|Subject: Northern Scotland|
We have done a lot of driving in the UK over the last 30 odd years.
My source of guidance is either the AA Road Atlas of Britain, which
is 4 miles to the inch, or (preferred slightly) the quite similar
Ordanance Survey Road Atlas, 3 miles to the inch. Farm tracks are
not on them, but they are A3 sized, which means A2 when opened out,
and served us well in our habitual Bxxx road journeys (I HATE M
I presuppose that you understand the British road system - M for
motorways, then A, and B roads in descending order, subdivided by
the length of the number. eg - A1 is a bigger road than A10, but MUCH
bigger than B6523, and anything without an A or B prefix is a local
Scotland in general is a bit short on roads, and the North is much
more so. Quite amazing really for what all we new-world citizens
think of as a heavily populated country. There are several
roads across the North, but the topography doesn't allow direct
routes anywhere much. For example, Cape Wrath has a road, but you
need to take a ferry to get onto it, and then take the same ferry
to get off it again. My suspicion is that all the smaller roads (C
roads ???) all go to somewhere, but not past wherever-it-is. (we

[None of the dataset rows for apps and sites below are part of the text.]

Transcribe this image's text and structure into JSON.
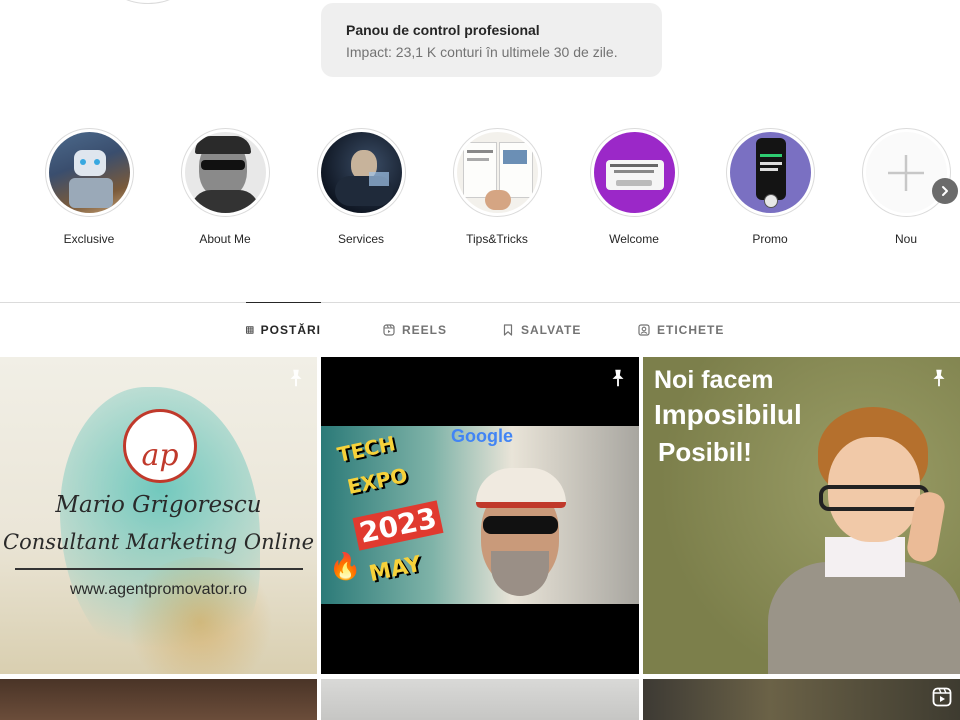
{
  "dashboard": {
    "title": "Panou de control profesional",
    "subtitle": "Impact: 23,1 K conturi în ultimele 30 de zile."
  },
  "highlights": [
    {
      "label": "Exclusive"
    },
    {
      "label": "About Me"
    },
    {
      "label": "Services"
    },
    {
      "label": "Tips&Tricks"
    },
    {
      "label": "Welcome"
    },
    {
      "label": "Promo"
    },
    {
      "label": "Nou"
    }
  ],
  "tabs": [
    {
      "label": "POSTĂRI",
      "icon": "grid-icon",
      "active": true
    },
    {
      "label": "REELS",
      "icon": "reels-icon",
      "active": false
    },
    {
      "label": "SALVATE",
      "icon": "bookmark-icon",
      "active": false
    },
    {
      "label": "ETICHETE",
      "icon": "tagged-icon",
      "active": false
    }
  ],
  "posts": {
    "p1": {
      "logo": "ap",
      "name": "Mario Grigorescu",
      "role": "Consultant Marketing Online",
      "url": "www.agentpromovator.ro",
      "pinned": true
    },
    "p2": {
      "line1": "TECH",
      "line2": "EXPO",
      "year": "2023",
      "month": "MAY",
      "sign": "Google",
      "pinned": true
    },
    "p3": {
      "line1": "Noi facem",
      "line2": "Imposibilul",
      "line3": "Posibil!",
      "pinned": true
    }
  },
  "colors": {
    "accent": "#262626",
    "muted": "#737373",
    "divider": "#dbdbdb",
    "dashboard_bg": "#efefef"
  }
}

are a bit the same in Australia). the aatlas-type road maps mentioned
above show more or less any road that will take you anywhere.
Maybe its just us, but we feel that the time and trouble taken in
island-hopping is of questionable value, as the mainland is a
knockout already, provided you keep to the B roads, especially the
ones with the steep grade markings.
By the way, WH Smith at all larger airports will have either or
both the above Books for about UKL 7 or 8 - as I said, they are A3 in
format, only about 1/4 inch thick, but full of dreams.